__PROBLEM DETAILS__
Lines in the listing below that include the word "false" need to be copied.

********

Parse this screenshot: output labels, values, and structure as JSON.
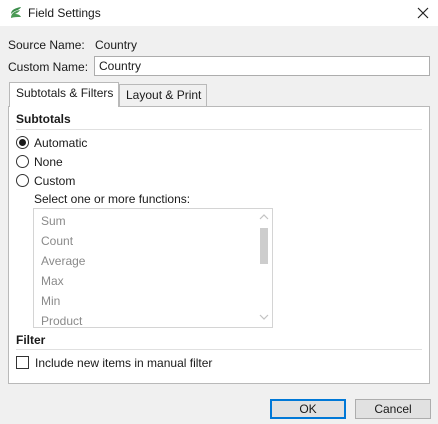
{
  "window": {
    "title": "Field Settings",
    "app_icon": "app-logo-icon",
    "close_icon": "close-icon",
    "accent_color": "#3a8c4a"
  },
  "source": {
    "label": "Source Name:",
    "value": "Country"
  },
  "custom": {
    "label": "Custom Name:",
    "value": "Country"
  },
  "tabs": [
    {
      "label": "Subtotals & Filters",
      "active": true
    },
    {
      "label": "Layout & Print",
      "active": false
    }
  ],
  "subtotals": {
    "title": "Subtotals",
    "options": [
      {
        "label": "Automatic",
        "checked": true
      },
      {
        "label": "None",
        "checked": false
      },
      {
        "label": "Custom",
        "checked": false
      }
    ],
    "functions_label": "Select one or more functions:",
    "functions": [
      "Sum",
      "Count",
      "Average",
      "Max",
      "Min",
      "Product"
    ]
  },
  "filter": {
    "title": "Filter",
    "checkbox_label": "Include new items in manual filter",
    "checked": false
  },
  "buttons": {
    "ok": "OK",
    "cancel": "Cancel"
  }
}
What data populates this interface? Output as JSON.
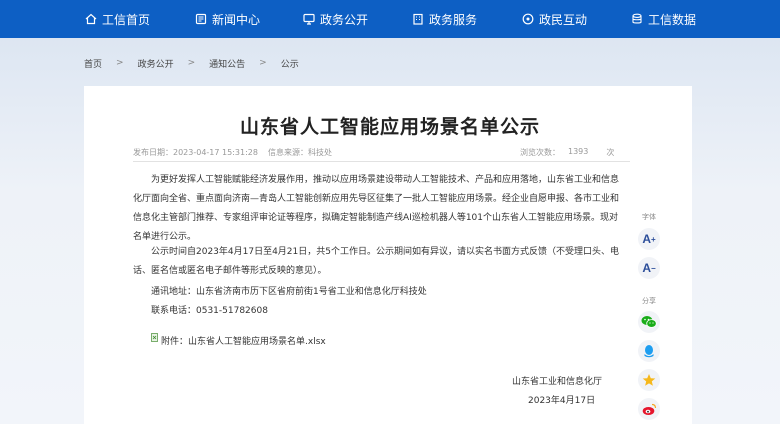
{
  "nav": {
    "items": [
      {
        "label": "工信首页",
        "icon": "home-icon"
      },
      {
        "label": "新闻中心",
        "icon": "news-icon"
      },
      {
        "label": "政务公开",
        "icon": "monitor-icon"
      },
      {
        "label": "政务服务",
        "icon": "building-icon"
      },
      {
        "label": "政民互动",
        "icon": "chat-icon"
      },
      {
        "label": "工信数据",
        "icon": "database-icon"
      }
    ]
  },
  "breadcrumb": [
    "首页",
    "政务公开",
    "通知公告",
    "公示"
  ],
  "article": {
    "title": "山东省人工智能应用场景名单公示",
    "publish_date": "发布日期：2023-04-17 15:31:28",
    "source": "信息来源：科技处",
    "views_label": "浏览次数：",
    "views": "1393",
    "views_unit": "次",
    "para1": "为更好发挥人工智能赋能经济发展作用，推动以应用场景建设带动人工智能技术、产品和应用落地，山东省工业和信息化厅面向全省、重点面向济南—青岛人工智能创新应用先导区征集了一批人工智能应用场景。经企业自愿申报、各市工业和信息化主管部门推荐、专家组评审论证等程序，拟确定智能制造产线AI巡检机器人等101个山东省人工智能应用场景。现对名单进行公示。",
    "para2": "公示时间自2023年4月17日至4月21日，共5个工作日。公示期间如有异议，请以实名书面方式反馈（不受理口头、电话、匿名信或匿名电子邮件等形式反映的意见）。",
    "address": "通讯地址：山东省济南市历下区省府前街1号省工业和信息化厅科技处",
    "phone": "联系电话：0531-51782608",
    "attachment": "附件：山东省人工智能应用场景名单.xlsx",
    "signer": "山东省工业和信息化厅",
    "sign_date": "2023年4月17日"
  },
  "side": {
    "font_label": "字体",
    "font_increase": "A",
    "font_decrease": "A",
    "share_label": "分享"
  }
}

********

__ANSWER BOX__
      "active": false
        "checked": false
        "checked": false
    "checked": false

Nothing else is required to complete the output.